▶ Your task
State, as a bare number, how many lines below contain "screenshot".

▶ Exercise material

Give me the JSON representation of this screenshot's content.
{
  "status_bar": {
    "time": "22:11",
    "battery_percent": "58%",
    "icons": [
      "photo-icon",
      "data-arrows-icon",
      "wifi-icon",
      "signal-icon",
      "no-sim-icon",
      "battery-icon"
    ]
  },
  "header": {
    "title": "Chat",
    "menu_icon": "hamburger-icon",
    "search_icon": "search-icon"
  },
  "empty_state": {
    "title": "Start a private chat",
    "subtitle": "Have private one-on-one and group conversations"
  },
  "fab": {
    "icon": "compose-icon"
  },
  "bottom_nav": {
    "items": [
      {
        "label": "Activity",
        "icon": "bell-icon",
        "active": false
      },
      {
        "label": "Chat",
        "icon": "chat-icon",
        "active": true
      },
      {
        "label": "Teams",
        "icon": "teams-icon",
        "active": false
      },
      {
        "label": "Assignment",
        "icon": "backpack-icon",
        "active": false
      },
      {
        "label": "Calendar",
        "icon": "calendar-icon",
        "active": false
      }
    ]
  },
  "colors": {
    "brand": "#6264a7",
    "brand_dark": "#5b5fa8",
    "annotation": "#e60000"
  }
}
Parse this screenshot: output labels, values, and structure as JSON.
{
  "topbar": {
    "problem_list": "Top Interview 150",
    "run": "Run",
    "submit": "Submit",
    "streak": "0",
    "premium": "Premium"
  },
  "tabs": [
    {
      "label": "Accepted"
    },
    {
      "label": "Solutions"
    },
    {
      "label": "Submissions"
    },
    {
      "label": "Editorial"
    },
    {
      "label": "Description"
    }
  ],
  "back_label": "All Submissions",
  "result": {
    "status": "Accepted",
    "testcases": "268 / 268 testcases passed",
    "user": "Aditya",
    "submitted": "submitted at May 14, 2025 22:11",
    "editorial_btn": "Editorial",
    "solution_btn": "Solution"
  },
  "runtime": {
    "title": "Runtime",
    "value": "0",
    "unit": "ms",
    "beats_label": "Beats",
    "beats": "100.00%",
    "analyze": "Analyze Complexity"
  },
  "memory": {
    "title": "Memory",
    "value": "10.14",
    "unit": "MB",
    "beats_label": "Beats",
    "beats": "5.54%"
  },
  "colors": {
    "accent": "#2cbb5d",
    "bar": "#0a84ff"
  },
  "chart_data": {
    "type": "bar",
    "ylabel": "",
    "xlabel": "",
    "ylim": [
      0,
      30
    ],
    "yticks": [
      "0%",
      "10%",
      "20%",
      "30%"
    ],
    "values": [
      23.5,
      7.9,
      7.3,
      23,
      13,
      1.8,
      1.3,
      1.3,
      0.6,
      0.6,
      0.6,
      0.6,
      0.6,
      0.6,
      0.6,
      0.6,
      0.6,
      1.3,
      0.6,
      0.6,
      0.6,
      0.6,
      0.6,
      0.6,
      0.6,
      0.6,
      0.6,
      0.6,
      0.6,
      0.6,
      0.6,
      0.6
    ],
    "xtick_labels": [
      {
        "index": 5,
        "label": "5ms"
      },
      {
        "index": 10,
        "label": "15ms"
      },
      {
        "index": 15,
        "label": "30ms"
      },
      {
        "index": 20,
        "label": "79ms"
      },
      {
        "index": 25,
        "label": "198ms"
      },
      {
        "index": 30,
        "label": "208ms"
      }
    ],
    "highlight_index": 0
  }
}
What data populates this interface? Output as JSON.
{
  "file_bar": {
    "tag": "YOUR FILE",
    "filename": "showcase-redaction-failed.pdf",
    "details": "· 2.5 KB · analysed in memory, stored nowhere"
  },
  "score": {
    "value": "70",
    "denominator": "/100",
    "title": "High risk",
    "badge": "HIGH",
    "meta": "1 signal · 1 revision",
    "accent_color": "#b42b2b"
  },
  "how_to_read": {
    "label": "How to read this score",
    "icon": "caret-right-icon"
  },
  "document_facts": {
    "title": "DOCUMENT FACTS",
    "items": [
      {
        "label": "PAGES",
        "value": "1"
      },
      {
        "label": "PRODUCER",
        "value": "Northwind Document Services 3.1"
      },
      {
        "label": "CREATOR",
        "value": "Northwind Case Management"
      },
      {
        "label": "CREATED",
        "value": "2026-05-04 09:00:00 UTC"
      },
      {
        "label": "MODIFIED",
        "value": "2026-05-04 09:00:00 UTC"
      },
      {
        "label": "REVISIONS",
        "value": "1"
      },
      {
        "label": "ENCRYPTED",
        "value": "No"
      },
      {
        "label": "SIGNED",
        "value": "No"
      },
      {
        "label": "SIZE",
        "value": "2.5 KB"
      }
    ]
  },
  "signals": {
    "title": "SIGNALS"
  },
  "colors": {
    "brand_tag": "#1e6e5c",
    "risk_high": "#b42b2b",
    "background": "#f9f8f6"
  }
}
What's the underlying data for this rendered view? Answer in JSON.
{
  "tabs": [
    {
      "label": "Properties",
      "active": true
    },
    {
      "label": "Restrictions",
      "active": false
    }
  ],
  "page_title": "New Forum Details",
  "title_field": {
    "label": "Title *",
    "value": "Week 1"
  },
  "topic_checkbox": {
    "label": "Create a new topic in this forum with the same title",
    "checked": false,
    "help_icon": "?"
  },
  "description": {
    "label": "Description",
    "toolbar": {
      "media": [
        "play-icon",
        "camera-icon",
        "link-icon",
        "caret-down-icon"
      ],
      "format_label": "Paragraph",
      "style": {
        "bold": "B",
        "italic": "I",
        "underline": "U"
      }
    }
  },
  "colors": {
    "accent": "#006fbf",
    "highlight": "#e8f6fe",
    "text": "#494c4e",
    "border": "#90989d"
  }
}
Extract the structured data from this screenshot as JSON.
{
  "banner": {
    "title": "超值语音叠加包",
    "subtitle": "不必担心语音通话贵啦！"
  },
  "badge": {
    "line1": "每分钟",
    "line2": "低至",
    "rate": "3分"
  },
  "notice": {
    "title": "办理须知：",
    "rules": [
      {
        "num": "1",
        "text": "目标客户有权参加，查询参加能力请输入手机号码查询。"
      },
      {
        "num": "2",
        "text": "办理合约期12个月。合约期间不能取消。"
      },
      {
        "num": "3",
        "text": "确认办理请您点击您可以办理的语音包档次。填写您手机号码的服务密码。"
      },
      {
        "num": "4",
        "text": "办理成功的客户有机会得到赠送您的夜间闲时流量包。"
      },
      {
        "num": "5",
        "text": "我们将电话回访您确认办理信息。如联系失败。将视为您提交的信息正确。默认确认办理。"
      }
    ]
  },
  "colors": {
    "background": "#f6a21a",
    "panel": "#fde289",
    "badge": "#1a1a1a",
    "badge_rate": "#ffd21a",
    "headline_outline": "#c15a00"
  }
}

▶ Expected answer
3